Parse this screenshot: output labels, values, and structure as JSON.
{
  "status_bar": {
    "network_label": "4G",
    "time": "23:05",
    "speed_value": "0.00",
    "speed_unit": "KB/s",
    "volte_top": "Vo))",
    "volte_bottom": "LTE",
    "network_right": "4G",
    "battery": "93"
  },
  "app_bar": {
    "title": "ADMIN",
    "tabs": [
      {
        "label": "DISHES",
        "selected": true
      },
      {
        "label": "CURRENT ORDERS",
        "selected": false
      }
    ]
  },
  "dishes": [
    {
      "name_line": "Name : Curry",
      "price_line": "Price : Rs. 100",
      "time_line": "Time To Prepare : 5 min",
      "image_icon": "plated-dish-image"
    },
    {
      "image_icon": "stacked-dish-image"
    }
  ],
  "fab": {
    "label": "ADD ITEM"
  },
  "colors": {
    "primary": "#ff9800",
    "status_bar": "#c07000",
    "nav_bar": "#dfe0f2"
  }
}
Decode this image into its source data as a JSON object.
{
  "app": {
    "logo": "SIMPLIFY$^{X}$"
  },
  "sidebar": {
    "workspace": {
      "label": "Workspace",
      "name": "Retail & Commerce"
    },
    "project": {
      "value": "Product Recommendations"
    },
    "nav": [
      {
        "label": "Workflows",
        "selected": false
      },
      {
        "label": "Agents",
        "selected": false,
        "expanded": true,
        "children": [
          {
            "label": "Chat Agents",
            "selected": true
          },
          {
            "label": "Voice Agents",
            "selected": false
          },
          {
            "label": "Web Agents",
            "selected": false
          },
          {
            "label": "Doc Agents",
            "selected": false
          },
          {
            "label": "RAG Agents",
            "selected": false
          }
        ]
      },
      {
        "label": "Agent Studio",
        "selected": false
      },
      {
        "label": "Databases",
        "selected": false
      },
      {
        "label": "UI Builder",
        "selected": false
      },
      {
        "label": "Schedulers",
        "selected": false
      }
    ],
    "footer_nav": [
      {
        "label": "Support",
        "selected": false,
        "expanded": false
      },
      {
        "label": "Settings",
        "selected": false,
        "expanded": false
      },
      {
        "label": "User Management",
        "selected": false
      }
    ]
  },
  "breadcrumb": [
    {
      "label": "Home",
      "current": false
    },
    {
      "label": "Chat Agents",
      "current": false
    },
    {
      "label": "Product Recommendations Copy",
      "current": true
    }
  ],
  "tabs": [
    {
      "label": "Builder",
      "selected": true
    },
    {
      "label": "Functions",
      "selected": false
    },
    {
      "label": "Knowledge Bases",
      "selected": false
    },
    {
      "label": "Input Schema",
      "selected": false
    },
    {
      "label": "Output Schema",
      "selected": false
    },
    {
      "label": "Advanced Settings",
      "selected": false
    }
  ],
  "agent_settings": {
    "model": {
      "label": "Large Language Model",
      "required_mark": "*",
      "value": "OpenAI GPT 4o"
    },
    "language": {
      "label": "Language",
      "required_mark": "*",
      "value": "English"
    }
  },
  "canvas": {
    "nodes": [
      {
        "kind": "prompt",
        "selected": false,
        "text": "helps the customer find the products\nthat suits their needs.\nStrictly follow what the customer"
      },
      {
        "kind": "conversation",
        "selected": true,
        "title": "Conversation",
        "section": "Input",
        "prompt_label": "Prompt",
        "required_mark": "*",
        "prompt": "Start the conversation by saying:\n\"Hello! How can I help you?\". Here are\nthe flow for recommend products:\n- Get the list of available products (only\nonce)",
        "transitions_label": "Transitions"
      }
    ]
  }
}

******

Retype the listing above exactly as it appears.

Parse this screenshot: output labels, values, and structure as JSON.
{
  "status_bar": {
    "network_label": "4G",
    "time": "23:05",
    "speed_value": "0.00",
    "speed_unit": "KB/s",
    "volte_top": "Vo))",
    "volte_bottom": "LTE",
    "network_right": "4G",
    "battery": "93"
  },
  "app_bar": {
    "title": "ADMIN",
    "tabs": [
      {
        "label": "DISHES",
        "selected": true
      },
      {
        "label": "CURRENT ORDERS",
        "selected": false
      }
    ]
  },
  "dishes": [
    {
      "name_line": "Name : Curry",
      "price_line": "Price : Rs. 100",
      "time_line": "Time To Prepare : 5 min",
      "image_icon": "plated-dish-image"
    },
    {
      "image_icon": "stacked-dish-image"
    }
  ],
  "fab": {
    "label": "ADD ITEM"
  },
  "colors": {
    "primary": "#ff9800",
    "status_bar": "#c07000",
    "nav_bar": "#dfe0f2"
  }
}
Decode this image into its source data as a JSON object.
{
  "app": {
    "logo": "SIMPLIFY$^{X}$"
  },
  "sidebar": {
    "workspace": {
      "label": "Workspace",
      "name": "Retail & Commerce"
    },
    "project": {
      "value": "Product Recommendations"
    },
    "nav": [
      {
        "label": "Workflows",
        "selected": false
      },
      {
        "label": "Agents",
        "selected": false,
        "expanded": true,
        "children": [
          {
            "label": "Chat Agents",
            "selected": true
          },
          {
            "label": "Voice Agents",
            "selected": false
          },
          {
            "label": "Web Agents",
            "selected": false
          },
          {
            "label": "Doc Agents",
            "selected": false
          },
          {
            "label": "RAG Agents",
            "selected": false
          }
        ]
      },
      {
        "label": "Agent Studio",
        "selected": false
      },
      {
        "label": "Databases",
        "selected": false
      },
      {
        "label": "UI Builder",
        "selected": false
      },
      {
        "label": "Schedulers",
        "selected": false
      }
    ],
    "footer_nav": [
      {
        "label": "Support",
        "selected": false,
        "expanded": false
      },
      {
        "label": "Settings",
        "selected": false,
        "expanded": false
      },
      {
        "label": "User Management",
        "selected": false
      }
    ]
  },
  "breadcrumb": [
    {
      "label": "Home",
      "current": false
    },
    {
      "label": "Chat Agents",
      "current": false
    },
    {
      "label": "Product Recommendations Copy",
      "current": true
    }
  ],
  "tabs": [
    {
      "label": "Builder",
      "selected": true
    },
    {
      "label": "Functions",
      "selected": false
    },
    {
      "label": "Knowledge Bases",
      "selected": false
    },
    {
      "label": "Input Schema",
      "selected": false
    },
    {
      "label": "Output Schema",
      "selected": false
    },
    {
      "label": "Advanced Settings",
      "selected": false
    }
  ],
  "agent_settings": {
    "model": {
      "label": "Large Language Model",
      "required_mark": "*",
      "value": "OpenAI GPT 4o"
    },
    "language": {
      "label": "Language",
      "required_mark": "*",
      "value": "English"
    }
  },
  "canvas": {
    "nodes": [
      {
        "kind": "prompt",
        "selected": false,
        "text": "helps the customer find the products\nthat suits their needs.\nStrictly follow what the customer"
      },
      {
        "kind": "conversation",
        "selected": true,
        "title": "Conversation",
        "section": "Input",
        "prompt_label": "Prompt",
        "required_mark": "*",
        "prompt": "Start the conversation by saying:\n\"Hello! How can I help you?\". Here are\nthe flow for recommend products:\n- Get the list of available products (only\nonce)",
        "transitions_label": "Transitions"
      }
    ]
  }
}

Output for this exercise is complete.